___ Given records

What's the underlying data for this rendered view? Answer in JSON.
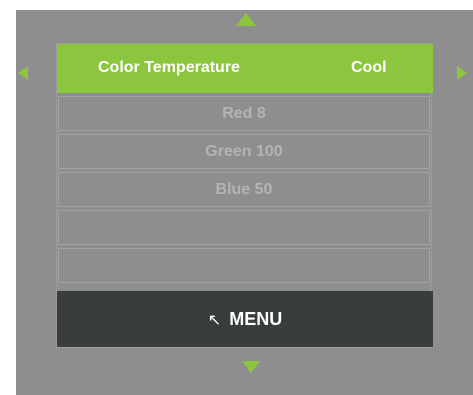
{
  "colors": {
    "accent": "#8cc63f",
    "background": "#8e8e8e",
    "menu_bar": "#3a3d3e"
  },
  "selected": {
    "label": "Color Temperature",
    "value": "Cool"
  },
  "items": [
    {
      "label": "Red 8"
    },
    {
      "label": "Green 100"
    },
    {
      "label": "Blue 50"
    },
    {
      "label": ""
    },
    {
      "label": ""
    }
  ],
  "menu_bar": {
    "icon": "return-arrow-icon",
    "icon_glyph": "↖",
    "label": "MENU"
  },
  "nav_icons": [
    "arrow-up-icon",
    "arrow-down-icon",
    "arrow-left-icon",
    "arrow-right-icon"
  ]
}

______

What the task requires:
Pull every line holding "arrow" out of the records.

Worked solution:
    "icon": "return-arrow-icon",
    "arrow-up-icon",
    "arrow-down-icon",
    "arrow-left-icon",
    "arrow-right-icon"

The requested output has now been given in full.